The fact that there may be companies besides Complainant who use the “Neways” name or mark in some fashion does not mean that Respondent has a legitimate interest in that term in a domain name. If one such other company were the respondent in this case, then that fact might matter to the outcome here. But it does not, since Respondent himself has shown no right or legitimate interest in that term.

Respondent’s claim that he registered the Domain Name to pursue “a possible company domain idea that was later discarded” cannot be accepted without further support. Respondent offered absolutely no explanation of what this “idea” was, and offered no evidence to support this bald claim.

In short, Respondent has not provided the Panel with any basis to conclude that he has a right or legitimate interest in respect of the Domain Name.

Accordingly, the Panel finds that Policy paragraph 4(a)(ii) is satisfied.

C. Registered or Used in Bad Faith

Paragraph 4(b) of the Policy provides that the following circumstances, “in particular but without limitation,” are evidence of the registration or use the Domain Name in “bad faith”:

(i) Respondent has registered or acquired the Domain Name primarily for the purpose of selling, renting, or otherwise transferring the Domain Name registration to Complainant who is the owner of the trademark or service mark or to a competitor of that Complainant, for valuable consideration in excess of Respondent’s documented out-of-pocket costs directly related to the Domain Name; or

(ii) Respondent has registered the Domain Name in order to prevent the owner of the trademark or service mark from reflecting the mark in a corresponding Domain Name, provided that Respondent has engaged in a pattern of such conduct; or

(iii) Respondent has registered the Domain Name primarily for the purpose of disrupting the business of a competitor; or

(iv) that by using the Domain Name, Respondent has intentionally attempted to attract, for commercial gain, Internet users to Respondent’s web site or other online location, by creating a likelihood of confusion with Complainant’s mark as to the source, sponsorship, affiliation, or endorsement of Respondent’s website or location or of a product or service on Respondent’s website or location.
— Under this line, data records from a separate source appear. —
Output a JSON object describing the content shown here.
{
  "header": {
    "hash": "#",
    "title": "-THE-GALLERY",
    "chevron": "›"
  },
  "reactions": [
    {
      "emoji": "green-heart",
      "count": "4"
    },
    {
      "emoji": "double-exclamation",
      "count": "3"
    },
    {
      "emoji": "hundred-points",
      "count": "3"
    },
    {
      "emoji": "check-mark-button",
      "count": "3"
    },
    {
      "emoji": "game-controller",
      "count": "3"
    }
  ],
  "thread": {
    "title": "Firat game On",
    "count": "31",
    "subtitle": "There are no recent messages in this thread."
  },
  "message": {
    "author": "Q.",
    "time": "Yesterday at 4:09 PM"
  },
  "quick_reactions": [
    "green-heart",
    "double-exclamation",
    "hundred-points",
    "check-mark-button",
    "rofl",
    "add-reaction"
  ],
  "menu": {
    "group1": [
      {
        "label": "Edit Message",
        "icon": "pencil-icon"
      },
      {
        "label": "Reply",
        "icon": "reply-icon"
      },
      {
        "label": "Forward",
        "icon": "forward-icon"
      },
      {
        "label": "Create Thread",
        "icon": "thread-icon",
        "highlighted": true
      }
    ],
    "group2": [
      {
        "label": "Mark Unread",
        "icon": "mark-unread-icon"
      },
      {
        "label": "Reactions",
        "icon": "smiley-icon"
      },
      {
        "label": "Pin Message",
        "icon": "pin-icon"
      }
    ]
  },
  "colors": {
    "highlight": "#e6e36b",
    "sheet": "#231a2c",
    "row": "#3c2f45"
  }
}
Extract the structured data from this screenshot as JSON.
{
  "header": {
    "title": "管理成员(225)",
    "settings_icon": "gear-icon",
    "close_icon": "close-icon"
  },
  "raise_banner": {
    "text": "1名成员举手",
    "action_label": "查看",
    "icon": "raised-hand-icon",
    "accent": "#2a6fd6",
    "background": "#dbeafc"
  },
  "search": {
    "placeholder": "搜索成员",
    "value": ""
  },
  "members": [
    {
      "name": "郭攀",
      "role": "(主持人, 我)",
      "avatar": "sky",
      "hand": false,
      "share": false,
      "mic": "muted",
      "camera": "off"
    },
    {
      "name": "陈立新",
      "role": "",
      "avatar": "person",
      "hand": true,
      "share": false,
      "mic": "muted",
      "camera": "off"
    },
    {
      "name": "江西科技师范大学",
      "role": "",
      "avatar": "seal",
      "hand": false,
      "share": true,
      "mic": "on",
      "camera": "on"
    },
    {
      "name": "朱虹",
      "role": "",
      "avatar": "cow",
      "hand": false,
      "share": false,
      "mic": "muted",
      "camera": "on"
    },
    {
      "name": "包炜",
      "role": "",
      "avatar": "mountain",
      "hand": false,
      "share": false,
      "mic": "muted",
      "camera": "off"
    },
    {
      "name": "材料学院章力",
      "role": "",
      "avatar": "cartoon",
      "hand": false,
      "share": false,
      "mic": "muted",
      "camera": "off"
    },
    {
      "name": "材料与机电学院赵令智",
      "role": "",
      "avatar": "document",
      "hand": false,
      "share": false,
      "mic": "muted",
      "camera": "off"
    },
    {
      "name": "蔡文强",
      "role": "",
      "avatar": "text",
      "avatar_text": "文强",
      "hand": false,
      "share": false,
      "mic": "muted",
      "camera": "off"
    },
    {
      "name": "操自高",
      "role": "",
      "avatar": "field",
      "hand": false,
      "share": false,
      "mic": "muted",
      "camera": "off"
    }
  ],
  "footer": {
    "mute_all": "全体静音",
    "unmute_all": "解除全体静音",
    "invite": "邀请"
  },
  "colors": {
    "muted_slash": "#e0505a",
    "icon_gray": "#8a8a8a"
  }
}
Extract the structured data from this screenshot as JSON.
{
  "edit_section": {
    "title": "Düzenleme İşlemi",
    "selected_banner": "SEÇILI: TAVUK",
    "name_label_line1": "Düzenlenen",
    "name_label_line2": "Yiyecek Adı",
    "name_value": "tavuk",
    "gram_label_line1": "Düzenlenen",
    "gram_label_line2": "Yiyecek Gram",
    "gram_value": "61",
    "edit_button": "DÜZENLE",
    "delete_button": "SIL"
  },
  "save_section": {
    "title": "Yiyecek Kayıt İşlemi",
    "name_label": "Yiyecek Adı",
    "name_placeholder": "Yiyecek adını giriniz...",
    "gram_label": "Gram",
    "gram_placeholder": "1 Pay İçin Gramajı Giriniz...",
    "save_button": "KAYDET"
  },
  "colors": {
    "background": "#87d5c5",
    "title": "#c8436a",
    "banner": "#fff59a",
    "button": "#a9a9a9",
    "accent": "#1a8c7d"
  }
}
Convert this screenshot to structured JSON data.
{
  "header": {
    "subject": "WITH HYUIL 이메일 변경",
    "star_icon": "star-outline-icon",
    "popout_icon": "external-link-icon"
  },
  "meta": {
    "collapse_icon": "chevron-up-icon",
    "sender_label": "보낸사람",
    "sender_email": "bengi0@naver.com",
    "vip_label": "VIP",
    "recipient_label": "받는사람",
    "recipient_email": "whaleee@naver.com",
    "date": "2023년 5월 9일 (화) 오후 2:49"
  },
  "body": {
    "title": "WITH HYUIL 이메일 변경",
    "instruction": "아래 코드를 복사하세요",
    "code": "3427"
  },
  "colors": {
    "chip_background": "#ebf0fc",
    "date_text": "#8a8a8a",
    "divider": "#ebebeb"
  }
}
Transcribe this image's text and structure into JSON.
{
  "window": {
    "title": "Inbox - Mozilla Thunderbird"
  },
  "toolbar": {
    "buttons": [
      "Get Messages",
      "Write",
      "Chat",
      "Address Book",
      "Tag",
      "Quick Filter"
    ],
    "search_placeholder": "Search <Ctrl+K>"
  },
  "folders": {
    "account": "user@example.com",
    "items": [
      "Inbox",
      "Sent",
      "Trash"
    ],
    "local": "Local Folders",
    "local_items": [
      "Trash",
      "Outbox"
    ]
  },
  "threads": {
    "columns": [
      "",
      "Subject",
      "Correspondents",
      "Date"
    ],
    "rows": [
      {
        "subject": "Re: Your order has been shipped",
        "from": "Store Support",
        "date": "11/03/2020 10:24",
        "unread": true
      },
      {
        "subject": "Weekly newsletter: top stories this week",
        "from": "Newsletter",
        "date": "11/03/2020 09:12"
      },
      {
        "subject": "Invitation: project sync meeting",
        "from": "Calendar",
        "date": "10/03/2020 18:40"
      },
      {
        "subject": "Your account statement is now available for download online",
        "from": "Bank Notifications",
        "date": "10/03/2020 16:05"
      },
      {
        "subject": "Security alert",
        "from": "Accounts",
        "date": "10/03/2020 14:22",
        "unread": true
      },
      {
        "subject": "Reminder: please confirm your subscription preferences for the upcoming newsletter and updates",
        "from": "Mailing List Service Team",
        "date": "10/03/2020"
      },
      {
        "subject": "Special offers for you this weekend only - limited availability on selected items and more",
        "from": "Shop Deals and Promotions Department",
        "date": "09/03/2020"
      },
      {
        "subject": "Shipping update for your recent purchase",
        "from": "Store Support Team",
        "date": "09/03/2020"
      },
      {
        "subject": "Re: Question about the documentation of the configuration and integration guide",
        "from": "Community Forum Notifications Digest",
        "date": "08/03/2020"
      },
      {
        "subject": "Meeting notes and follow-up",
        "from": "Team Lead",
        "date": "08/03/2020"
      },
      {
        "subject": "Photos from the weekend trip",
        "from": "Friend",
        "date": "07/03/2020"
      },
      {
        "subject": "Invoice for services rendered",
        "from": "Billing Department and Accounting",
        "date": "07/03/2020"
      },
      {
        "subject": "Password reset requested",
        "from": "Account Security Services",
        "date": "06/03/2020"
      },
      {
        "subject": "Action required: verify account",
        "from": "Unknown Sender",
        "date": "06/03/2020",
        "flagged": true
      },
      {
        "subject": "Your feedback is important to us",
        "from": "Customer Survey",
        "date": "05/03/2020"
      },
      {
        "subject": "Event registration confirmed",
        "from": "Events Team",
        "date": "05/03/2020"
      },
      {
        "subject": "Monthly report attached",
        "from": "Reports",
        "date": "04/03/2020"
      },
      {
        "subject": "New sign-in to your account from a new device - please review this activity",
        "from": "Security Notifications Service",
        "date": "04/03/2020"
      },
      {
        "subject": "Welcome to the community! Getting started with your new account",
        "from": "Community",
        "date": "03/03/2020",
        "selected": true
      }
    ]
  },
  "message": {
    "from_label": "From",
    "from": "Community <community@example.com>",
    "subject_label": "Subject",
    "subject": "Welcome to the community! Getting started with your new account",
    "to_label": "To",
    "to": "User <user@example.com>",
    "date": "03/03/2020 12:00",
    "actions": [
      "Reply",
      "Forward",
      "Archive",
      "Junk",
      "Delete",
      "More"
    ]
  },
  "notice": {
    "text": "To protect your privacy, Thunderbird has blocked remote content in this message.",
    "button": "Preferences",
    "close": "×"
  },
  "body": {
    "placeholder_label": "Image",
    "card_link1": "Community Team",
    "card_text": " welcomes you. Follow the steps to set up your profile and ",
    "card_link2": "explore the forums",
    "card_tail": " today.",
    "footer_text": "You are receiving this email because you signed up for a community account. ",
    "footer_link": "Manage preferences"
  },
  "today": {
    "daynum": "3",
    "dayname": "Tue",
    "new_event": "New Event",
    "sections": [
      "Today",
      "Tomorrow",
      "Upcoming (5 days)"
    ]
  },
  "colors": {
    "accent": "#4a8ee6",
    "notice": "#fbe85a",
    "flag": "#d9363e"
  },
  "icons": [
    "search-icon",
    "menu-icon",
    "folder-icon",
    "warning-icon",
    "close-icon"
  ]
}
(v) you have provided false contact details to us.

The Panel concludes that Respondent registered and used the Domain Name in bad faith within the meaning of Policy paragraph 4(b)(i). As noted above, there is no evidence that Respondent had any bona fide plan in mind when registering the Domain Name. There is, by contrast, clear evidence that Respondent made an unsolicited offer to Complainant to sell the Domain Name if Complainant was the “highest bidder.” It is reasonable to this Panel to conclude that the intent was to secure payment in an amount exceeding Respondent’s out-of-pocket costs directly related to the Domain Name. Even if Respondent’s alleged initial motives were accepted as true (and they are not so accepted), the unsolicited offer to sell the Domain Name at a profit constitutes bad faith use in violation of paragraph 4(b)(i). The CentralNic Policy allows for a Complaint to succeed based on a finding of either bad faith registration or bad faith use.

Accordingly, the Panel finds that Policy paragraph 4(a)(iii) is satisfied.

7. Decision

For the foregoing reasons, in accordance with paragraphs 4(i) of the Policy and 15 of the Rules, the Panel orders that the Domain Name <neways.us.com> be transferred to Complainant.

Robert A. Badgley
Sole Panelist
Dated: August 29, 2012